DCB: Another one: dark rings under my eyes. The amount of people that ask me if I’m tired all the time. I’ve never once covered the dark rings under my eyes, and worse is when white girls are like, “No that’s in

HN: (You can’t hear me right now but I keep just saying “Mmmm” to myself and feeling all emotional.) OMG the deep-set eyes thing!

DCB: I never get my makeup done. I also barely wear any makeup, but when someone else does it, the first thing they do is put some white stuff under my eyes and smudge.

AS: White people don’t have a frame of reference for our beauty; they wile out. Here we’re talking about growing up having white people rationalize our looks to themselves, framing their unsolicited commentary as a compliment we’re supposed to be grateful for. To be constantly put in a position to thank them for the white gaze applied to us. To be the source of their confusion is so grating; it’s dehumanization to be treated like a novelty rather than an equal.

HN: And all that time you spend being a source for their confusion really warps your mind.

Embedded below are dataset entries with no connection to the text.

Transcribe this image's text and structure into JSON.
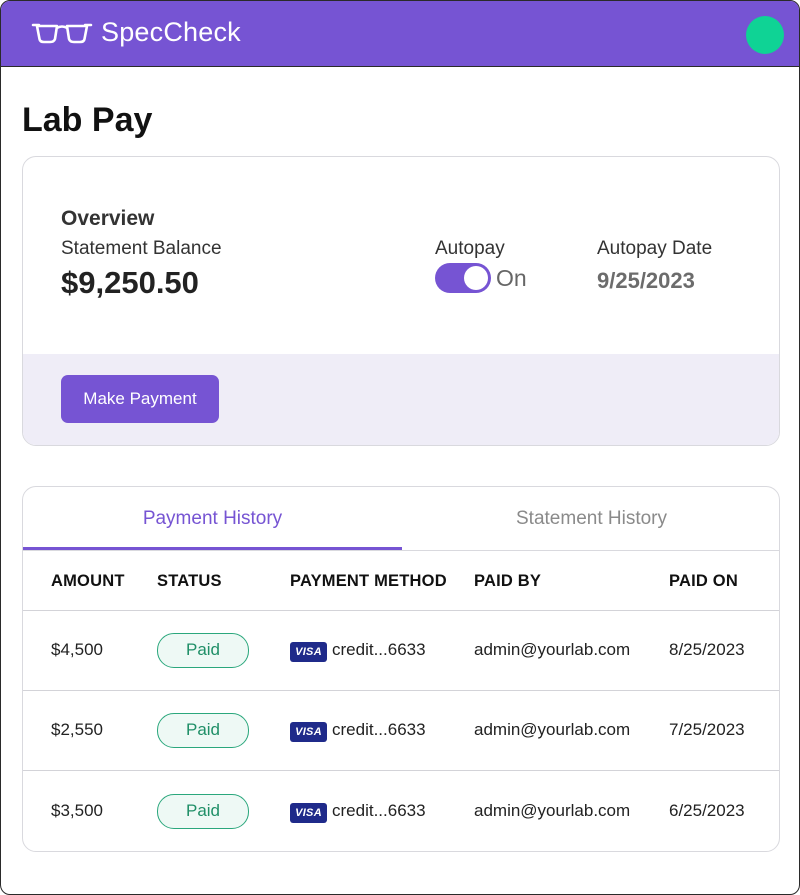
{
  "app": {
    "name": "SpecCheck",
    "logo_icon": "glasses-icon",
    "accent_color": "#7654d3",
    "avatar_color": "#0fd395"
  },
  "page": {
    "title": "Lab Pay"
  },
  "overview": {
    "title": "Overview",
    "balance_label": "Statement Balance",
    "balance_value": "$9,250.50",
    "autopay_label": "Autopay",
    "autopay_state": "On",
    "autopay_enabled": true,
    "autopay_date_label": "Autopay Date",
    "autopay_date_value": "9/25/2023",
    "make_payment_label": "Make Payment"
  },
  "history": {
    "tabs": [
      {
        "label": "Payment History",
        "active": true
      },
      {
        "label": "Statement History",
        "active": false
      }
    ],
    "columns": [
      "AMOUNT",
      "STATUS",
      "PAYMENT METHOD",
      "PAID BY",
      "PAID ON"
    ],
    "rows": [
      {
        "amount": "$4,500",
        "status": "Paid",
        "card_brand": "VISA",
        "method": "credit...6633",
        "paid_by": "admin@yourlab.com",
        "paid_on": "8/25/2023"
      },
      {
        "amount": "$2,550",
        "status": "Paid",
        "card_brand": "VISA",
        "method": "credit...6633",
        "paid_by": "admin@yourlab.com",
        "paid_on": "7/25/2023"
      },
      {
        "amount": "$3,500",
        "status": "Paid",
        "card_brand": "VISA",
        "method": "credit...6633",
        "paid_by": "admin@yourlab.com",
        "paid_on": "6/25/2023"
      }
    ],
    "status_color": "#2aa77c"
  }
}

I remember the first time I ignored my mom and insisted that I get my hair done at a “regular” hair cuttery and feeling just so not human after I left. The fashion and beauty world in general just makes me feel so fundamentally not human.

DCB: My mom is Anglo-Indian so she’s got all kinds of bomb roots, but we look sorta nothing alike. And when people see her, they’re like, “She’s so white!” It always makes me mad. Like my roots surprise other people, like I’m just supposed to be Bollywood brown or something.

AS: A lot of the compliments I get from white people have been like when Regina George does a suspicious once-over and says, “You’re like, really pretty” and the implied “Howw whyyy?” hangs in the air. Honestly that there’s no frame of reference for WOC beauty that isn’t highly warped is so damaging because that’s why there are so many young South Asians who date white people and consider themselves lucky for being able to “get one.” Because they don’t consider themselves attractive, and learned not to find each other attractive, they so often don’t even know how to. It’s the oppression of invisibility. And the visibility is a fun-house mirror. Hollywood regularly asexualizes South Asian men, treating them as dickless jokes, while hypersexualizing South Asian women, preserving their availability for white men.

As Muslims, we should participate in the system to safeguard our interests and try to bring gradual change, (but) we must not forget that Allah’s rules have to be established in all lands, and all our efforts should lead to that direction.
—  Muzammil Siddiqi, chairman of both the Fiqh Council of North America, which dispenses Islamic rulings, and the North American Islamic Trust, which owns most of the mosques in the U.S.